Astrakhan. Back in February we blogged about the difficulties of fostering support for the opposition movement in the Southern oil and gas town. This week headlines have spoken of the Volga city ‘electrifying’ the opposition, becoming a new battleground in the fight against election fraud and the ills of Putin’s power vertical, thanks to a hunger strike from thwarted mayoral candidate Oleg Shein. Many have been quick to claim that the sudden explosion of anti-Kremlin activity has more to do with the Muscovites who have descended upon the city (among them Alexei Navalny, Ilya Yashin and Sergei Mironov) than native Astrakhanians. Michael Birnbau in the Washington Post says that ‘few residents knew of Shein’s accusations or his struggle even as opposition circles in Moscow watched with increasing concern, stoked by his day-by-day entries on a blog that is little-read locally’. Astrakhan’s governor, Alexander Zhilikin, has responded to the arrival of Navalny et al with a “get off my land” style repartee, treading the familiar path used by regional politicians via which they suggest that the capital’s citizens fail to appreciate the nuances or needs of life in a smaller city. Whilst it would not difficult to believe that locals are ambivalent or disinterested in the events, the importance of this as another building block in the regional resistance to the Putin regime, in which Tolyatti are Yaroslavl are already components cannot be underplayed. Yesterday the Power Vertical’s Brian Whitmore penned an article on Muscovite Ilya Varlamov, who plans to compete in primaries to choose an opposition candidate for the mayoral elections in the Siberian town of Omsk. Varlamov explains how as an outsider, the idea seemed ‘totally absurd. I was only in Omsk once in my whole life. I was born and lived my whole life in Moscow’. But as Whitmore goes on to explain, local or not, what Russia’s opposition needs, more than anything, is responsible and active candidates:
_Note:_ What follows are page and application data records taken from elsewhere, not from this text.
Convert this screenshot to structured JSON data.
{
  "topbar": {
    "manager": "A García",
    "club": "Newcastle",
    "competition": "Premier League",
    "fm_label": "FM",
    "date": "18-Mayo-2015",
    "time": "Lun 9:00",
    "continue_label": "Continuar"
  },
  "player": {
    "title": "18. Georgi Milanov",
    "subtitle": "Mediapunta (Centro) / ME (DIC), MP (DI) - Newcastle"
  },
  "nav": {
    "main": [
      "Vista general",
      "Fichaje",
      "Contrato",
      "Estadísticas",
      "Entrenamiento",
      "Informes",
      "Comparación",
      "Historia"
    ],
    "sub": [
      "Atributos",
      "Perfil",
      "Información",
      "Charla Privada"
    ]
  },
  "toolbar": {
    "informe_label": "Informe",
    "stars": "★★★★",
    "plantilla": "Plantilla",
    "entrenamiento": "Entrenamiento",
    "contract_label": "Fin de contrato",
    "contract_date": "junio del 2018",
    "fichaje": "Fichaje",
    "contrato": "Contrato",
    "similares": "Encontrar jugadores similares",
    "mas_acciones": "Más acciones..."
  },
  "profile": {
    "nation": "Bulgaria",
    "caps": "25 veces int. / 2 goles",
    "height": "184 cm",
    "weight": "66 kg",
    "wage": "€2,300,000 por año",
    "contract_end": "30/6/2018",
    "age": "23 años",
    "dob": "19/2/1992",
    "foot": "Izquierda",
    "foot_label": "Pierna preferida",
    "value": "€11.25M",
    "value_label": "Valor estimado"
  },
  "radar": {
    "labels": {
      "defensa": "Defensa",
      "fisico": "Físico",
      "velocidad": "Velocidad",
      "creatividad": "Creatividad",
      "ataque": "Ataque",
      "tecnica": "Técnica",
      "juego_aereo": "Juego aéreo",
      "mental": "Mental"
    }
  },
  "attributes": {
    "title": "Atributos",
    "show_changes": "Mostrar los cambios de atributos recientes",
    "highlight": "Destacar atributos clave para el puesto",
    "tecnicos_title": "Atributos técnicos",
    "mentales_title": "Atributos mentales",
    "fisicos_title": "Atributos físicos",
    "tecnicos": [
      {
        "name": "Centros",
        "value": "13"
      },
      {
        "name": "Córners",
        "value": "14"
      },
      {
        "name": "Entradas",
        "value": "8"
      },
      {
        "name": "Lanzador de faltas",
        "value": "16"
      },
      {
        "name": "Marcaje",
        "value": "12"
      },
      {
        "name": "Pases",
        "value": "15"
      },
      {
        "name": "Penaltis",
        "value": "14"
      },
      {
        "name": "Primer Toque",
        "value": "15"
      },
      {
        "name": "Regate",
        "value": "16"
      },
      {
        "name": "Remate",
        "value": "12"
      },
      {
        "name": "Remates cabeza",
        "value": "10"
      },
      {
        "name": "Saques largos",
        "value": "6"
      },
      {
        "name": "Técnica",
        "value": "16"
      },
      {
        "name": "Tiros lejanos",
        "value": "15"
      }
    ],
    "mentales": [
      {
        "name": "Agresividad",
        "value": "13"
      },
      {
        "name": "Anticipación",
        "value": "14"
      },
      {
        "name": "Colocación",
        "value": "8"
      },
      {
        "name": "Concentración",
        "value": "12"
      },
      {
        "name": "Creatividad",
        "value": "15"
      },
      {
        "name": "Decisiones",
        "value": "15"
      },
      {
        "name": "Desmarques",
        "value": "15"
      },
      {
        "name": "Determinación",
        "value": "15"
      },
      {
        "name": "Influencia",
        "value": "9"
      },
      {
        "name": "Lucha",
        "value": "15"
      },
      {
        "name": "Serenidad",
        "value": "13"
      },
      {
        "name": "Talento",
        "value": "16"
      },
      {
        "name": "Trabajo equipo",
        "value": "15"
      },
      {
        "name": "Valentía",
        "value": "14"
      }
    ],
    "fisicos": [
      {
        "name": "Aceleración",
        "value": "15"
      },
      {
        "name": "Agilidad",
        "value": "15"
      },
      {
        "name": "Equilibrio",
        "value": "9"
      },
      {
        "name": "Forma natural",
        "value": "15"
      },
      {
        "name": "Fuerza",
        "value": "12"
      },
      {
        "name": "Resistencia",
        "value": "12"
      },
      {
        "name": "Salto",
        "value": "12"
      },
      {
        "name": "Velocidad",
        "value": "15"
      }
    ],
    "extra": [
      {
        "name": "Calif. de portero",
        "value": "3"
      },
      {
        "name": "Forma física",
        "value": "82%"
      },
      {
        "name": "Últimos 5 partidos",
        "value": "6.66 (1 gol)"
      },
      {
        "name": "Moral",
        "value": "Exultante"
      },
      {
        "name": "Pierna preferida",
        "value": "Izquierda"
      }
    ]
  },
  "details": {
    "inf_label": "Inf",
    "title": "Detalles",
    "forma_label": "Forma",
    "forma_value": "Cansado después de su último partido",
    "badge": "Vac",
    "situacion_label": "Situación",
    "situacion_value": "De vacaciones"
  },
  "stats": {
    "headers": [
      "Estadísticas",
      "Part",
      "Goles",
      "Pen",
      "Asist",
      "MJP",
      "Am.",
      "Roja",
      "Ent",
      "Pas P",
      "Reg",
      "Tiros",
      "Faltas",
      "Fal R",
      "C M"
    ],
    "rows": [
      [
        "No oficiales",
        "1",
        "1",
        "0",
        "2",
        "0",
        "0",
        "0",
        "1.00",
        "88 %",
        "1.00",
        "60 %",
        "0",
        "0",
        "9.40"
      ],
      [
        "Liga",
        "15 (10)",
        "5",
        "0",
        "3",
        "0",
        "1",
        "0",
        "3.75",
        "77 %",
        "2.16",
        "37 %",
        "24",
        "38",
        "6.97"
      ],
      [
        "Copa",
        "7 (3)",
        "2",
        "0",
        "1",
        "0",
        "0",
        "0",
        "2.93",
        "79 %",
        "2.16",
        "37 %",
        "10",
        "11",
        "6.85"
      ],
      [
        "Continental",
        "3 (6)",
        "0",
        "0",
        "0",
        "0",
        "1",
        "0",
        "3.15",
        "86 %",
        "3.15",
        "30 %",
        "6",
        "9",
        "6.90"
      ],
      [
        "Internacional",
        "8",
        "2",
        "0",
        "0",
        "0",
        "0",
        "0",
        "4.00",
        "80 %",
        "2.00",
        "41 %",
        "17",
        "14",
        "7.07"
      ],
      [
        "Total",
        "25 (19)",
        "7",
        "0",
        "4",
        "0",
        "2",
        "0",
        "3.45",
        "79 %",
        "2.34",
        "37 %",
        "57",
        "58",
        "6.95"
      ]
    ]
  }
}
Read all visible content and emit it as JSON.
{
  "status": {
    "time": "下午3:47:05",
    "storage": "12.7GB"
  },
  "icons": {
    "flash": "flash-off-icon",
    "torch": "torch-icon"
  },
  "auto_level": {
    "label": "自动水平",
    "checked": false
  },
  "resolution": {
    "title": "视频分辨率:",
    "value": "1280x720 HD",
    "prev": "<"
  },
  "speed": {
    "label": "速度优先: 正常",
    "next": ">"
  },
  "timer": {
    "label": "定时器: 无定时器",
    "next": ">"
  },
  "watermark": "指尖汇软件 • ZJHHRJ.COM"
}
‘[…] the experiment in Omsk takes things to a whole new level. All of the candidates participating in the primaries — and there are 24 of them — have signed a pledge to back the winner in this summer’s election. Organizers say the primary will boost public interest in the election campaign and serve as a way to introduce the eventual opposition candidate to the public.
‘“Why shouldn’t we, the active citizens, promote a really independent modern candidate? A person, capable of responsibly representing the interests of all of the city’s social classes — most of all, the active citizens of Omsk; a person capable of seriously improving the social climate in the region,” Citizen-Mayor activist Viktor Korb told Ria-Novosti.’